[Opening Dataset records section]

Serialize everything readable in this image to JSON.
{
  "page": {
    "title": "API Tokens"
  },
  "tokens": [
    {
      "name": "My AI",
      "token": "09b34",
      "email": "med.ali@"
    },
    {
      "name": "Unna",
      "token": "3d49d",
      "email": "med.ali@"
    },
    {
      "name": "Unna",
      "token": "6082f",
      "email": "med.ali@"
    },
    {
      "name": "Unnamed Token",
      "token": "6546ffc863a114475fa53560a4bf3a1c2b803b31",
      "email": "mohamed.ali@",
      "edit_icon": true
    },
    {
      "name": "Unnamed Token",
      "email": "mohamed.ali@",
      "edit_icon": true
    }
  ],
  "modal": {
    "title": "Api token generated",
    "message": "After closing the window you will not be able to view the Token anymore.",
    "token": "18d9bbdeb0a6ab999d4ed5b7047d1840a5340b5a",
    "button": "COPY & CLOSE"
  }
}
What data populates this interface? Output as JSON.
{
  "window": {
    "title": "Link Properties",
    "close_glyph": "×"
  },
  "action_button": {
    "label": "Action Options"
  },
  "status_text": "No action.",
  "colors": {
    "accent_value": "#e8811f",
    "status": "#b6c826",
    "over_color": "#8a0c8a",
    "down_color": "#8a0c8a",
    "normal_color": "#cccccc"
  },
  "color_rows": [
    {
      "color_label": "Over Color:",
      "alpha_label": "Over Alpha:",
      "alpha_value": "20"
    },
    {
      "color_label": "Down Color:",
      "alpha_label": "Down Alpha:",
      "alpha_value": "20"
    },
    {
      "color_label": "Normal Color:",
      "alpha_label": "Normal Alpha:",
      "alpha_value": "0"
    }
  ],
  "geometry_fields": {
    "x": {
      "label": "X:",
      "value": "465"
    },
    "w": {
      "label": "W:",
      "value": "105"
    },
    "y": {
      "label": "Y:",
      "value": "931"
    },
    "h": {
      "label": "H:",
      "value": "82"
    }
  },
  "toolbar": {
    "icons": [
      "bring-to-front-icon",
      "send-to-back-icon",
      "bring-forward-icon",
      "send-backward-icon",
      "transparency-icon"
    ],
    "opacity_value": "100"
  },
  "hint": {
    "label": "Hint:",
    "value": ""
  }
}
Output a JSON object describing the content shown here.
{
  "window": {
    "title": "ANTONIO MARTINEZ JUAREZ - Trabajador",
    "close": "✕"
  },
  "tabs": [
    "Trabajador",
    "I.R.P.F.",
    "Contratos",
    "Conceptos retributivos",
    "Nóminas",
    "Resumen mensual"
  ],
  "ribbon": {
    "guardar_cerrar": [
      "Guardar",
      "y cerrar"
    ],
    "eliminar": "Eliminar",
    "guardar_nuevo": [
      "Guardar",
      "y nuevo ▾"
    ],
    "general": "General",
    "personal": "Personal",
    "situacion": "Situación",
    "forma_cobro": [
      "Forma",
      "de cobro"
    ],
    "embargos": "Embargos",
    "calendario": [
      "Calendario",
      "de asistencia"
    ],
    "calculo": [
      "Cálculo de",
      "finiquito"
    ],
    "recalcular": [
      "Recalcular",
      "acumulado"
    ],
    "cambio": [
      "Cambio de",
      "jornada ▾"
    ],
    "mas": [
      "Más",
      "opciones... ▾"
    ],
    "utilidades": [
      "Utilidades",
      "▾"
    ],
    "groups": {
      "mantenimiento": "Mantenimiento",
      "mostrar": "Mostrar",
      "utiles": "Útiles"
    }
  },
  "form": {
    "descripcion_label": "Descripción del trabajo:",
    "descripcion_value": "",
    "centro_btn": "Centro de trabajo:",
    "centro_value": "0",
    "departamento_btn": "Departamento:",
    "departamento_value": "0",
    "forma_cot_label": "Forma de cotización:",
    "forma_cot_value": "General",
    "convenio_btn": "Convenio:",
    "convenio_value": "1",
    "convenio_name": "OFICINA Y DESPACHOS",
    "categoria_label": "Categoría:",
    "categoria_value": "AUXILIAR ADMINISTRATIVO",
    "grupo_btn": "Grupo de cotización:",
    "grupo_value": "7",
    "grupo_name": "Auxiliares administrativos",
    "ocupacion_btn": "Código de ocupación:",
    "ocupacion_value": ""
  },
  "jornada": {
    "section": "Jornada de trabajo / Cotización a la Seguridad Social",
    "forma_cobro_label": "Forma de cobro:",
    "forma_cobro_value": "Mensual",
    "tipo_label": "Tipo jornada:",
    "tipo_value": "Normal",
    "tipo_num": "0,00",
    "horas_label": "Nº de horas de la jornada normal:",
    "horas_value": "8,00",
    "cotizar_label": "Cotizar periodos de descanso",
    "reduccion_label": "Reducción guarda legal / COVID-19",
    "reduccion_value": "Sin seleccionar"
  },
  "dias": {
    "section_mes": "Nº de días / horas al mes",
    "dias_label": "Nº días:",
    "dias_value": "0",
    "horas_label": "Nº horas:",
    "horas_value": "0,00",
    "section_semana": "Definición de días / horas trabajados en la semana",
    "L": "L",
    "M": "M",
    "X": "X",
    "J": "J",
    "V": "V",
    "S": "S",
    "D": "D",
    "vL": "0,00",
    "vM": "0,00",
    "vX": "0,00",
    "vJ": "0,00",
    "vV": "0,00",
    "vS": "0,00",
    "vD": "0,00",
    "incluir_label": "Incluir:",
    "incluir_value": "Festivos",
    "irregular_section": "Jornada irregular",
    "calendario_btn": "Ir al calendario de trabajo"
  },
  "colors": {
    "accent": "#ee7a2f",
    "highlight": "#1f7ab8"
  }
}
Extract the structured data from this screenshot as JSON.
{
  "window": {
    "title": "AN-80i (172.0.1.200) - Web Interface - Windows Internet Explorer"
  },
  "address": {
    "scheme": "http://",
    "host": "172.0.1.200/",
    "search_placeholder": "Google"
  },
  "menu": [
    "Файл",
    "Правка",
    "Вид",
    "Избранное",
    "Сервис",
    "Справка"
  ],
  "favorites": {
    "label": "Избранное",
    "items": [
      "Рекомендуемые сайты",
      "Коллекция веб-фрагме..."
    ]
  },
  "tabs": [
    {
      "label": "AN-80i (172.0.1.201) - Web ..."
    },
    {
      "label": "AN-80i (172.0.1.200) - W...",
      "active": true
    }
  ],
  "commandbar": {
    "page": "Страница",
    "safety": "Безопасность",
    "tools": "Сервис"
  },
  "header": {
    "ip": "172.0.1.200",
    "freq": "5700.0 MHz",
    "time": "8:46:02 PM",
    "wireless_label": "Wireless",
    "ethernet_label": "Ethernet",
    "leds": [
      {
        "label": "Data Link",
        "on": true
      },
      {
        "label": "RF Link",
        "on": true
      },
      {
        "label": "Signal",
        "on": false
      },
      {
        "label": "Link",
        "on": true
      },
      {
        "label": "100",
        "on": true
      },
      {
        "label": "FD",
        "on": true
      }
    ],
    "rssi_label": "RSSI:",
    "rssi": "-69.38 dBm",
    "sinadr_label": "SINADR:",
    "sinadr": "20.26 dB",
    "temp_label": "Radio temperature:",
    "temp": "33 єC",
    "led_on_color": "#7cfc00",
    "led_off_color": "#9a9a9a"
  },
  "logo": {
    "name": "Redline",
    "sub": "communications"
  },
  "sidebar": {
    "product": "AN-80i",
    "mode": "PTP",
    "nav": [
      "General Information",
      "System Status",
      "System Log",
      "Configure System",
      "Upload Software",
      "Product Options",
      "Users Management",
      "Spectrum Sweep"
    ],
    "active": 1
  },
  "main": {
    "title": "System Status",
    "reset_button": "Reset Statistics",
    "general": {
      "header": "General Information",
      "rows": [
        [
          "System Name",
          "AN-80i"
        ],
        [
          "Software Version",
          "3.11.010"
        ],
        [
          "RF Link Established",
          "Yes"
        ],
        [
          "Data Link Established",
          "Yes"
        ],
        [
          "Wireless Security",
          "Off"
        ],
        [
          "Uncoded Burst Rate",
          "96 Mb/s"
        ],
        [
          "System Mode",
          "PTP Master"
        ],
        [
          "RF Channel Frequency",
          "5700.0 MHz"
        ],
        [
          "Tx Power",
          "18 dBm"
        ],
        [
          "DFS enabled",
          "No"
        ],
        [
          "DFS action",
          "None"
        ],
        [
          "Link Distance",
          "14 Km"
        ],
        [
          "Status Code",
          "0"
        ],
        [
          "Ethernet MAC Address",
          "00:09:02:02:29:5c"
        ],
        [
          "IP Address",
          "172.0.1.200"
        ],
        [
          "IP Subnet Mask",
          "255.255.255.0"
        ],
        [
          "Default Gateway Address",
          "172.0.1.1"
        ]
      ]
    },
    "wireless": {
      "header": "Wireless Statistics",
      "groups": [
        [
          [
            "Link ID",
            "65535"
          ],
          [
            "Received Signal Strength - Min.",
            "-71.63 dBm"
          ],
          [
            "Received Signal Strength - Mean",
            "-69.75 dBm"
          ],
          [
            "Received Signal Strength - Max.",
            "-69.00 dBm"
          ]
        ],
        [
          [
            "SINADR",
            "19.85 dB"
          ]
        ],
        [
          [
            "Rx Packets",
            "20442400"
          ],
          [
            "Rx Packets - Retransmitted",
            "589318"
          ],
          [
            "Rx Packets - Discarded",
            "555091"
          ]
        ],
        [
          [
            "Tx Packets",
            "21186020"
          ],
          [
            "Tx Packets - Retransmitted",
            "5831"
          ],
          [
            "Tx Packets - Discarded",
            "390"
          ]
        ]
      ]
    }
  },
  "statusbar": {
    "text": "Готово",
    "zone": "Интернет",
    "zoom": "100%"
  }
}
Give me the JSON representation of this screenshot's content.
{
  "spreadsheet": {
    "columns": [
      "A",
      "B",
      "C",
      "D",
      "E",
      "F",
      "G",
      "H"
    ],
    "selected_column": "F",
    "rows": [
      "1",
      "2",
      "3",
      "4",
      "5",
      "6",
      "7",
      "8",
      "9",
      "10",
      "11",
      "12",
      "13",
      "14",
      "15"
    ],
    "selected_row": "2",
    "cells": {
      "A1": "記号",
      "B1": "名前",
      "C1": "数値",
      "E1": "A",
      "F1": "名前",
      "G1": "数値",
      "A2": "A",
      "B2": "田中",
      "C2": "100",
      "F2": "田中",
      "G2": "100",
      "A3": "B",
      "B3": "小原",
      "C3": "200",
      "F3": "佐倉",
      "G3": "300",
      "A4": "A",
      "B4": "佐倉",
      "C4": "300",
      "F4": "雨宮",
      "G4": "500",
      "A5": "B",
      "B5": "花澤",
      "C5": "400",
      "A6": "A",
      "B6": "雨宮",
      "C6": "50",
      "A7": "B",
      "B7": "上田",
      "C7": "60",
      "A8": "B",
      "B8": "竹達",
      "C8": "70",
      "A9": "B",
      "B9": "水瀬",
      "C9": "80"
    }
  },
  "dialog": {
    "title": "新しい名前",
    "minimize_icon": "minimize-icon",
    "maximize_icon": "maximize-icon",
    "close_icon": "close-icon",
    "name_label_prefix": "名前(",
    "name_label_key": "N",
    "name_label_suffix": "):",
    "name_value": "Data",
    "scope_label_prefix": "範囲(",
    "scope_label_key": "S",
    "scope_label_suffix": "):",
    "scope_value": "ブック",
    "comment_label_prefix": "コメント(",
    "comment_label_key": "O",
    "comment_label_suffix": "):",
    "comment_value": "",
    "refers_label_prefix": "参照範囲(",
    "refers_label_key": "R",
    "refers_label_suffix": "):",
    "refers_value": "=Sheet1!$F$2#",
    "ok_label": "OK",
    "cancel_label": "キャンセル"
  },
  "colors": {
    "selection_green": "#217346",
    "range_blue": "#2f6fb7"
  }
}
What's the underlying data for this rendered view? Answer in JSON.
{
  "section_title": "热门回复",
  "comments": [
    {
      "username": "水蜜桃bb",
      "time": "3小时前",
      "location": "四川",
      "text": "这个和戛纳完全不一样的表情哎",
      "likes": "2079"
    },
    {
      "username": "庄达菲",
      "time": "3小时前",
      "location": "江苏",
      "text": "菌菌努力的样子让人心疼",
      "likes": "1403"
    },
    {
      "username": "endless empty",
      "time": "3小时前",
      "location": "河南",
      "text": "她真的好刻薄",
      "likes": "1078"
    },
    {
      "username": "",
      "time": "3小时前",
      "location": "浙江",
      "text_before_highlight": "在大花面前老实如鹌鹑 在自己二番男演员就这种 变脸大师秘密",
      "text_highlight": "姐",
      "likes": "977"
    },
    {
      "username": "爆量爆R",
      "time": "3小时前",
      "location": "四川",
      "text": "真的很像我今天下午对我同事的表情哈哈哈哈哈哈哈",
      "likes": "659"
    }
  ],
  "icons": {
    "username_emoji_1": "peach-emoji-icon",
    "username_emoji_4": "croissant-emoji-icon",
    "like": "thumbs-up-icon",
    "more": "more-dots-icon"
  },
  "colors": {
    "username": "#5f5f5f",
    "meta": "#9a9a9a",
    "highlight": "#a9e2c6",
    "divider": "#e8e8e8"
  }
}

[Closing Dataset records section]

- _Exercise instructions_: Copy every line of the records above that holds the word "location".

- _Exercise response_:
      "location": "四川",
      "location": "江苏",
      "location": "河南",
      "location": "浙江",
      "location": "四川",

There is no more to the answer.